* EXERCISE OBJECTIVE: Please say how many lines in the entries below hold the string "down", with no other words.

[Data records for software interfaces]
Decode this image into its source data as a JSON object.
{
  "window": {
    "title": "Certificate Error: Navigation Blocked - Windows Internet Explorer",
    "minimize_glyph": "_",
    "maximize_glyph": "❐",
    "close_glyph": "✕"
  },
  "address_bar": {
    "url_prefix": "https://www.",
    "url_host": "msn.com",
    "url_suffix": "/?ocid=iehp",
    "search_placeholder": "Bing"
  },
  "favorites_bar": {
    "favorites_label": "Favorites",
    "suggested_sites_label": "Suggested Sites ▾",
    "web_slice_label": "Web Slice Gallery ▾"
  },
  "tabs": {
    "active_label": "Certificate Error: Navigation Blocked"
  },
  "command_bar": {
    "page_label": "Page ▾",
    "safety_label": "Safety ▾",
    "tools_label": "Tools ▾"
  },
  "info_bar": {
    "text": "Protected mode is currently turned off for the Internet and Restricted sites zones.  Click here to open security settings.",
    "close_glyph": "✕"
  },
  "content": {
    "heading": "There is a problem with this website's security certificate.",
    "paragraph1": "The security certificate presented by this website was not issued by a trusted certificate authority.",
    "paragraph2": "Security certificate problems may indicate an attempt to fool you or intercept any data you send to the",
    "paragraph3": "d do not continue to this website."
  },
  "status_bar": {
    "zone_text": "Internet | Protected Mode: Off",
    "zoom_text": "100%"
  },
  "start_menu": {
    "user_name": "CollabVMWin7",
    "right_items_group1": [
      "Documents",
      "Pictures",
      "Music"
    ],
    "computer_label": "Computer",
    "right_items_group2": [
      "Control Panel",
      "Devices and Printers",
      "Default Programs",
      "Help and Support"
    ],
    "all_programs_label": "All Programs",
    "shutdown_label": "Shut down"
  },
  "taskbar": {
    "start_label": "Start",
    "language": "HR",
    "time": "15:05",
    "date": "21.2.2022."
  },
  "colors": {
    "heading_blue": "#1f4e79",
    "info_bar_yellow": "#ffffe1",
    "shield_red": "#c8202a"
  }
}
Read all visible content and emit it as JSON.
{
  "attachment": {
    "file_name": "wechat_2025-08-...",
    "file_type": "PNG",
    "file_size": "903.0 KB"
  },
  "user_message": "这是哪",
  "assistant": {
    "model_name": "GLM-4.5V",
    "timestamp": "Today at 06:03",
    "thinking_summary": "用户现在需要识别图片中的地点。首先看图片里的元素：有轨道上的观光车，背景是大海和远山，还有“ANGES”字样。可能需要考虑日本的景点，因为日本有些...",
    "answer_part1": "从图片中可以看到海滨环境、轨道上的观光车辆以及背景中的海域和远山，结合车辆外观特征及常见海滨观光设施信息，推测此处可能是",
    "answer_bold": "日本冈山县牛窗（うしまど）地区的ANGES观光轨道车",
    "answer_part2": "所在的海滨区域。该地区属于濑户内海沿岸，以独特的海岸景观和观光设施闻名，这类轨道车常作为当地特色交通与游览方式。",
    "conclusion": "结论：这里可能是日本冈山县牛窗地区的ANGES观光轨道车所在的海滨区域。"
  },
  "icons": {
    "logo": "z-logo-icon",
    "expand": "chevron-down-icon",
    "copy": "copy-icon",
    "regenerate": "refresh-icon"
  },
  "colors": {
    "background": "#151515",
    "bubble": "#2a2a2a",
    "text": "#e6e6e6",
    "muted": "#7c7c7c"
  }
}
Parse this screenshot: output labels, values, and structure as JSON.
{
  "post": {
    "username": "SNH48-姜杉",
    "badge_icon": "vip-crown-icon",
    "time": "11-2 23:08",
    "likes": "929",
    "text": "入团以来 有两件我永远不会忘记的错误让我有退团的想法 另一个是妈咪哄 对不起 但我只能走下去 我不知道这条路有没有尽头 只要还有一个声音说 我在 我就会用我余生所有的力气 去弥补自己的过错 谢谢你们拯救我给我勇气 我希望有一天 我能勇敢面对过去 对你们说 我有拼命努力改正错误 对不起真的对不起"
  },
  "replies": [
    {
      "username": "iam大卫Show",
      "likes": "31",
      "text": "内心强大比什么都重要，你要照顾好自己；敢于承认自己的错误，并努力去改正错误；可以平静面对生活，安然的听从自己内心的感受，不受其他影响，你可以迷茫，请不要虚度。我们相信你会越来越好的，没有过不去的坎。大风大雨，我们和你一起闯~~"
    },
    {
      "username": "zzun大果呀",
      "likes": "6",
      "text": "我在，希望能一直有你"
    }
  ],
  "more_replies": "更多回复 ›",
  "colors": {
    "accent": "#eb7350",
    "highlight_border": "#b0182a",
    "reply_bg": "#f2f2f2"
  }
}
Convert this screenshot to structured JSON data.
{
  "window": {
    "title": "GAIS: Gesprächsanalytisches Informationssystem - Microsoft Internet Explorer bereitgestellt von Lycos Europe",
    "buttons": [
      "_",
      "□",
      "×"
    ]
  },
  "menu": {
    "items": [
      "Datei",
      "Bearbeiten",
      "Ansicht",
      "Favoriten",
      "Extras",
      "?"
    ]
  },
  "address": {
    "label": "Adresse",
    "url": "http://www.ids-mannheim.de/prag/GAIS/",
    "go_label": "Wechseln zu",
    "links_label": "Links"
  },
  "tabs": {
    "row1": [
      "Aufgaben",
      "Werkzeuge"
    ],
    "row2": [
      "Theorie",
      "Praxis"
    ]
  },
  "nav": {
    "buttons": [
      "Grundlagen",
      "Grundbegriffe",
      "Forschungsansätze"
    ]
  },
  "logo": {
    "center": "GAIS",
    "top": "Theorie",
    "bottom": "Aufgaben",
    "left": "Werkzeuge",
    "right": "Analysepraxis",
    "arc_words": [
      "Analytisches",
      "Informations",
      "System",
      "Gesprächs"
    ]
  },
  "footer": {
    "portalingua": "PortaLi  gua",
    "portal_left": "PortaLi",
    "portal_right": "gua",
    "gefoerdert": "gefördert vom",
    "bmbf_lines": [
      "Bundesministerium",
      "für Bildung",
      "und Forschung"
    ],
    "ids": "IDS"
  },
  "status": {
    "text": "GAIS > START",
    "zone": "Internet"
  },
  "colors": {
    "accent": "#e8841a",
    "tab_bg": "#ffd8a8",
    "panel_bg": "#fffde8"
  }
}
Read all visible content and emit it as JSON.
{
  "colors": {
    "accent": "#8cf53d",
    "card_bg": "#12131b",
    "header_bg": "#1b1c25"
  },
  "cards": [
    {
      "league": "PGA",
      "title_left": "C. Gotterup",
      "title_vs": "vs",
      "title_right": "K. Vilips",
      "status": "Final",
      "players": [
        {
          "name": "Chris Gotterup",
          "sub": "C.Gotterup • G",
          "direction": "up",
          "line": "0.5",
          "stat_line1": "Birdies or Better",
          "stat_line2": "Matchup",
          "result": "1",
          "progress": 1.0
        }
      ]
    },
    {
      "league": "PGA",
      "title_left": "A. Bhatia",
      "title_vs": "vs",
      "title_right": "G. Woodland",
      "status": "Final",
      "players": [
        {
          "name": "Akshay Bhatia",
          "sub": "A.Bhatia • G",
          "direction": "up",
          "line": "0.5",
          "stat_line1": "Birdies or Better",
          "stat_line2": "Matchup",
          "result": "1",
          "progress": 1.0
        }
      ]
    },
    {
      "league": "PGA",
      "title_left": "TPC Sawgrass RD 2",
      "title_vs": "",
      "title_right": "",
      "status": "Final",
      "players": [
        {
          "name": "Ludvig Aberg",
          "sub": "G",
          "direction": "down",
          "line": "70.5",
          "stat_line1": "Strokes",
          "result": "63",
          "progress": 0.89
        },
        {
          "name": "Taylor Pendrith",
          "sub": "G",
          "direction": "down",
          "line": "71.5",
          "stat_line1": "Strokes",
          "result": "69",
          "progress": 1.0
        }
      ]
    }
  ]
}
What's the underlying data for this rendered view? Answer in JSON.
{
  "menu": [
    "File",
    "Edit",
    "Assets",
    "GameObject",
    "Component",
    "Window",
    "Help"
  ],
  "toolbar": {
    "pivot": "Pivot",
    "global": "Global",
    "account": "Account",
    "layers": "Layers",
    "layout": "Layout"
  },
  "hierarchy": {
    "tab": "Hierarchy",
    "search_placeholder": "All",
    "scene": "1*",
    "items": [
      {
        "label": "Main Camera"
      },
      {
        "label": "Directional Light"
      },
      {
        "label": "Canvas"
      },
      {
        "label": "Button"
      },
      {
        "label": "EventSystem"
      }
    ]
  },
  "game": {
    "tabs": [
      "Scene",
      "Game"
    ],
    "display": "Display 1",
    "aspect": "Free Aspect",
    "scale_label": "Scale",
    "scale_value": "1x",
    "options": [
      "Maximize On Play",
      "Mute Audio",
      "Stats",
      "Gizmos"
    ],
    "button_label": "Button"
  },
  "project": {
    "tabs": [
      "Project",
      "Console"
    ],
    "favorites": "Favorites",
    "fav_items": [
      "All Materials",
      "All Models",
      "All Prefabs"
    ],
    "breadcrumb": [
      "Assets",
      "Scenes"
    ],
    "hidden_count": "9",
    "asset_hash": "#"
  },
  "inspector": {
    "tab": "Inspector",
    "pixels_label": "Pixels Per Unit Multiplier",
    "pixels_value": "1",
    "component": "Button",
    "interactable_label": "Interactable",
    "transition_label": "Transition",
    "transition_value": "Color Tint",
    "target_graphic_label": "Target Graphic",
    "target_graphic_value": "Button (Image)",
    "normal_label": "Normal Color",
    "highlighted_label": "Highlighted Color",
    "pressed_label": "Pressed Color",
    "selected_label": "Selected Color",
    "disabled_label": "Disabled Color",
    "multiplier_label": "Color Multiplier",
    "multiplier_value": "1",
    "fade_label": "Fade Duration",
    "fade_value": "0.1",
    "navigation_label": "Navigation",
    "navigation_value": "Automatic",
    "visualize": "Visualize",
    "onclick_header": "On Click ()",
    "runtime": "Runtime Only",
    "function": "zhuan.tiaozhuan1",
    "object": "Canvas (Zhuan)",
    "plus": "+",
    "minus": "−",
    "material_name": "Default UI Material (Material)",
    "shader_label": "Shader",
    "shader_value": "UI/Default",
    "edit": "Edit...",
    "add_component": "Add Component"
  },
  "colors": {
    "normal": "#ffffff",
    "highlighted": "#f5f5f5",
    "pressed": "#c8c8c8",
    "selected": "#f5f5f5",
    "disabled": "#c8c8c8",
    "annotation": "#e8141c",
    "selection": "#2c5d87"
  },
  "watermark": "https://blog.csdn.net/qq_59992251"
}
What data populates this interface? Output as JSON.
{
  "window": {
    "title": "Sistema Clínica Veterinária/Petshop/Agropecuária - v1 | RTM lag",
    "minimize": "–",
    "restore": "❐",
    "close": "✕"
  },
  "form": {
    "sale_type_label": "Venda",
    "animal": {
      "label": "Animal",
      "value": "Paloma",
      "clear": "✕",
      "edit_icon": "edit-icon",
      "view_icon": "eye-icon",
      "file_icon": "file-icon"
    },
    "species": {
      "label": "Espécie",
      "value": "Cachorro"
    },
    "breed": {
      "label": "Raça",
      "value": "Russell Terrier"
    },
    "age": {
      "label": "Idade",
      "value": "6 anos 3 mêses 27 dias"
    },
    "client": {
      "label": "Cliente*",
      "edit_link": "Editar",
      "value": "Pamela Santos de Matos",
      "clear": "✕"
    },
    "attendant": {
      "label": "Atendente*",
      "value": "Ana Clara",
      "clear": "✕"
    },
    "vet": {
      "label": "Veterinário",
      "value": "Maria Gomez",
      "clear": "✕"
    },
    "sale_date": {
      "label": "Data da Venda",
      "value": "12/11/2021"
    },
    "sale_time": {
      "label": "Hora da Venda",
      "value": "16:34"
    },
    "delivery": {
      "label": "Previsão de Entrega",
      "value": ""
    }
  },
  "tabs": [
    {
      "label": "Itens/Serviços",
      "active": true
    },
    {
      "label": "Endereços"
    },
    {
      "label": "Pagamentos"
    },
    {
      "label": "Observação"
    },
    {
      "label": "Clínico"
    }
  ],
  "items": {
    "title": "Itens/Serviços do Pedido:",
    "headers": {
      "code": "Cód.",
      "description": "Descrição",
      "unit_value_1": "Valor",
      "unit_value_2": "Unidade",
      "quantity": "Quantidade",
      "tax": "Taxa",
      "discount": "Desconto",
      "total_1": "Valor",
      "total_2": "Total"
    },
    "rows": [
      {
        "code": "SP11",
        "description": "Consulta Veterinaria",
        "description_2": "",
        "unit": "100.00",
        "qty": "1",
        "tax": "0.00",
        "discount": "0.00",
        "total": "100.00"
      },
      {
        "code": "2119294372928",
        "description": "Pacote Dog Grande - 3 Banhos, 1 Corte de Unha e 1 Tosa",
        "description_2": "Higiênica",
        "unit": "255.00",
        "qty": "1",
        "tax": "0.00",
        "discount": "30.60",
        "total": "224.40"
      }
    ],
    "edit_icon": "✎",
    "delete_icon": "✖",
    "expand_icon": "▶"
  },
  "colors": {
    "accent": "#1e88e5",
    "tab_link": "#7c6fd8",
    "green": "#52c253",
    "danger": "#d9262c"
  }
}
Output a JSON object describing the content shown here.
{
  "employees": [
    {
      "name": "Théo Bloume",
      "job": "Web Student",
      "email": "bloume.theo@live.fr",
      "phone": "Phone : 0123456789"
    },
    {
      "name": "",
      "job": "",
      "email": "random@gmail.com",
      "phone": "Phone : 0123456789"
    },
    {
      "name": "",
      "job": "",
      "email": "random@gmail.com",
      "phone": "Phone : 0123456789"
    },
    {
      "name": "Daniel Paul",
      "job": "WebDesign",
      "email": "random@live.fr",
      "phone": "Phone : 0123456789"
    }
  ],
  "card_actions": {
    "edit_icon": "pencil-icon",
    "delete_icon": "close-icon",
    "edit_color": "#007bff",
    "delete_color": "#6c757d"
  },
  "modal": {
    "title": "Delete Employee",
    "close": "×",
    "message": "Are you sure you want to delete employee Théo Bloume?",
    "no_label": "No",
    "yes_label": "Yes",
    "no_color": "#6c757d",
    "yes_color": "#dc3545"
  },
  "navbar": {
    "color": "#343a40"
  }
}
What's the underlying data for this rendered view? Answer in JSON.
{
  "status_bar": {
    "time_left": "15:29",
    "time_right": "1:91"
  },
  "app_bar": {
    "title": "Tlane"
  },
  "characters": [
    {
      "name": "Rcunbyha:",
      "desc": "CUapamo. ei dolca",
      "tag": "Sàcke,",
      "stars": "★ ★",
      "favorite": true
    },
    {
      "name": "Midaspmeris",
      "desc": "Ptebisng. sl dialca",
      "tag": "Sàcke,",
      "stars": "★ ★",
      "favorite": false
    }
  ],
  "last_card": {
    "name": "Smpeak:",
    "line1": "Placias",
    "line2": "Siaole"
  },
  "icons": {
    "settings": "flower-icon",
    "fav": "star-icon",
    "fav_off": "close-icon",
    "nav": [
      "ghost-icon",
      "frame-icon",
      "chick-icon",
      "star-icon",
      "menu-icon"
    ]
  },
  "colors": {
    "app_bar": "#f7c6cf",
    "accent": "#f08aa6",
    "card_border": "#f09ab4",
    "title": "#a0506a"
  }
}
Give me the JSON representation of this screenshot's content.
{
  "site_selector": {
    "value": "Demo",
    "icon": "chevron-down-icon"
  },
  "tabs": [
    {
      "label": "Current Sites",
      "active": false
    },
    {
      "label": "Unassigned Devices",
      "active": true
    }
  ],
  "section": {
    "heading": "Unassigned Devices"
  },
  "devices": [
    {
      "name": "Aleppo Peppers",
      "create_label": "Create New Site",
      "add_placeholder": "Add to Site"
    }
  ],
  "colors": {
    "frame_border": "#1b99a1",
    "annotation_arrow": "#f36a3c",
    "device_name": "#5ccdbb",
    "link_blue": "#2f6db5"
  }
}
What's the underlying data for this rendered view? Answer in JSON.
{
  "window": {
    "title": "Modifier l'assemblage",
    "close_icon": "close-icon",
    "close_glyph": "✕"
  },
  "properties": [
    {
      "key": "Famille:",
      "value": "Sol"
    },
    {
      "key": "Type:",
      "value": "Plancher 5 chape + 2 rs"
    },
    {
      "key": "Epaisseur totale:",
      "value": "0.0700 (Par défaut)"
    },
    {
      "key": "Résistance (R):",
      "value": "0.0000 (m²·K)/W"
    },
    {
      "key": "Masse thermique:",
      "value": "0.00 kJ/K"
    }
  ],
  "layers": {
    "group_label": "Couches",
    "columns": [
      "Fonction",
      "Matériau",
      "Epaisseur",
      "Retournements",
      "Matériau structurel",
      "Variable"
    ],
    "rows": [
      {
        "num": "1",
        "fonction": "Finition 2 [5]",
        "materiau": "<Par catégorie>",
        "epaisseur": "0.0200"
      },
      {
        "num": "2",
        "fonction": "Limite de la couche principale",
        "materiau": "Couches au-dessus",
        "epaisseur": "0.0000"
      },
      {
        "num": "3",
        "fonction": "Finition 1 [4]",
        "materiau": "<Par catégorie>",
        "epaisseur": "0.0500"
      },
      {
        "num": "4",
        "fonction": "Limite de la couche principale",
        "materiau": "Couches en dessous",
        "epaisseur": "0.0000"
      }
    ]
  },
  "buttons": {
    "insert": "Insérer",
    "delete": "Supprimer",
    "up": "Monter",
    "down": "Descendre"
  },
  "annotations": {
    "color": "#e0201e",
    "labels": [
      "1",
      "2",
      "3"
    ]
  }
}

* TASK RESPONSE: 6